### TASK DESCRIPTION
Scan the records for the string "Формирование", then copy each line that has it.

### RECORDS PROVIDED
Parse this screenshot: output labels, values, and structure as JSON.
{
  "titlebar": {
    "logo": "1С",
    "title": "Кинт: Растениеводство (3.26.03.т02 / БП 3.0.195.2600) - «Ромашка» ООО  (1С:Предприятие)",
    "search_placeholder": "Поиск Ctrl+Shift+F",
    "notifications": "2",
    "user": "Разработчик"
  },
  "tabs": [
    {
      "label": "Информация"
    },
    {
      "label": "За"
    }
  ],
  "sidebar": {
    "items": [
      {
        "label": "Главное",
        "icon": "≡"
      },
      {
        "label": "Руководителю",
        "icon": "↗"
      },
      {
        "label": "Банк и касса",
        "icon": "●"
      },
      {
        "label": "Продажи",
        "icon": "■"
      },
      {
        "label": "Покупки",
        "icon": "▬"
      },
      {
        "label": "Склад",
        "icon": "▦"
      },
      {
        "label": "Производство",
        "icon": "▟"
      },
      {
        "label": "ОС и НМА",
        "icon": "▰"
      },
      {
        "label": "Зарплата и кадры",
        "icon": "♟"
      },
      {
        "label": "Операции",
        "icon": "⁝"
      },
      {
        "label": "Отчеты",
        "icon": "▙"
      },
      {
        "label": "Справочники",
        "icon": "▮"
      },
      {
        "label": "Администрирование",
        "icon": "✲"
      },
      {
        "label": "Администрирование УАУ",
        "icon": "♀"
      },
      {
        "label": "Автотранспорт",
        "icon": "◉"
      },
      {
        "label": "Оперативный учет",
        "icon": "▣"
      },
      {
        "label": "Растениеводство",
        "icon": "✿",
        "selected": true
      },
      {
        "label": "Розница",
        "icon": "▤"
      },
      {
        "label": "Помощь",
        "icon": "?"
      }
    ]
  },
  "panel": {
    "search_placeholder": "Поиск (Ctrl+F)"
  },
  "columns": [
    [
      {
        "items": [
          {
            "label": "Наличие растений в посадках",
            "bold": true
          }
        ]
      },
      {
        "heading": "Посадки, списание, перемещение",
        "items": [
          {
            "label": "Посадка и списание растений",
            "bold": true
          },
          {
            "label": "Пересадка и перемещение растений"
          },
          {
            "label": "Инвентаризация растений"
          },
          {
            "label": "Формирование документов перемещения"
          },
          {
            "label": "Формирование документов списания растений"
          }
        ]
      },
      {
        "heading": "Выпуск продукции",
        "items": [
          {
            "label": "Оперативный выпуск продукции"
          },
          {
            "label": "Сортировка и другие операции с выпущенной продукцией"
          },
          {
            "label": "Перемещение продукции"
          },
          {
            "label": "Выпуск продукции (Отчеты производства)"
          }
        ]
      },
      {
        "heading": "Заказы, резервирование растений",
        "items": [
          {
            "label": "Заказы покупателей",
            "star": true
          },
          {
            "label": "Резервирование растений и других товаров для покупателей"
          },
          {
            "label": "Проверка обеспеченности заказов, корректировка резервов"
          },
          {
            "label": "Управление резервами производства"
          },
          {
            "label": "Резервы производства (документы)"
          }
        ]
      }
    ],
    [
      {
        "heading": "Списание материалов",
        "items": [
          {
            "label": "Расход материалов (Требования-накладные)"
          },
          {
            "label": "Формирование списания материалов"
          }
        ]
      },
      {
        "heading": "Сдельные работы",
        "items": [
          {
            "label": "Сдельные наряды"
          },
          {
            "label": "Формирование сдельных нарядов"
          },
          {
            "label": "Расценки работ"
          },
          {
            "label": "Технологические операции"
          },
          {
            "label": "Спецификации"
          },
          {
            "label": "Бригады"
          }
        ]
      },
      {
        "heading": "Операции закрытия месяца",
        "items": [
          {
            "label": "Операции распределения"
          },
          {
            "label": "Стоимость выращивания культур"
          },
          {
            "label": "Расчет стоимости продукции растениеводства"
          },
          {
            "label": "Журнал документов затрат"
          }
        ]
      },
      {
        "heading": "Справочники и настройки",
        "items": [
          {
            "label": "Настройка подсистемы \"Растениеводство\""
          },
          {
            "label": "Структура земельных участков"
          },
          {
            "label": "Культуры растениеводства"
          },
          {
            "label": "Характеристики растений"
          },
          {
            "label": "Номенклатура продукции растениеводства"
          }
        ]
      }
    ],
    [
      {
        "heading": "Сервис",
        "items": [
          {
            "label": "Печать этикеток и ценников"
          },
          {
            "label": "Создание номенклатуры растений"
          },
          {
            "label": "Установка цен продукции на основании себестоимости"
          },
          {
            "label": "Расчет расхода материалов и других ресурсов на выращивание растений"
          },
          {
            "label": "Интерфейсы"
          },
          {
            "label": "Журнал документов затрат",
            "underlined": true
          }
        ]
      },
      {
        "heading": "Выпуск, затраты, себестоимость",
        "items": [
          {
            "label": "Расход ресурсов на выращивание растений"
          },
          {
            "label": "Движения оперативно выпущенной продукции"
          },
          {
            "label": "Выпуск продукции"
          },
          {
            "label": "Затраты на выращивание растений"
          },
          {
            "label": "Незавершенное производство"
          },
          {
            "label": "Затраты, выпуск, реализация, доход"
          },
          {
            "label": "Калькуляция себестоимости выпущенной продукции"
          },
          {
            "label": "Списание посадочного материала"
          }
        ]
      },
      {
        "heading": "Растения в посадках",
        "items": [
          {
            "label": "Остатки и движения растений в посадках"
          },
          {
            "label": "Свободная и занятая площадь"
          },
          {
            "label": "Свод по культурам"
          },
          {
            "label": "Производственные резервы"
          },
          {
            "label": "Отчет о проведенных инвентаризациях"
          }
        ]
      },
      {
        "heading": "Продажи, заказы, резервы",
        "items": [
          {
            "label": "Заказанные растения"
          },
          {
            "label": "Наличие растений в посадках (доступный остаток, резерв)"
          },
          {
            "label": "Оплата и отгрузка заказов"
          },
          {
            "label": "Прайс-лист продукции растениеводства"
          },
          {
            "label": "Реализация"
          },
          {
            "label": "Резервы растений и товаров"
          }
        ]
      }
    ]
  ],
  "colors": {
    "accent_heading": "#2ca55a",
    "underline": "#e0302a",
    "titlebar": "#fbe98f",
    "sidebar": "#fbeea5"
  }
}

### REPLY
            "label": "Формирование документов перемещения"
            "label": "Формирование документов списания растений"
            "label": "Формирование списания материалов"
            "label": "Формирование сдельных нарядов"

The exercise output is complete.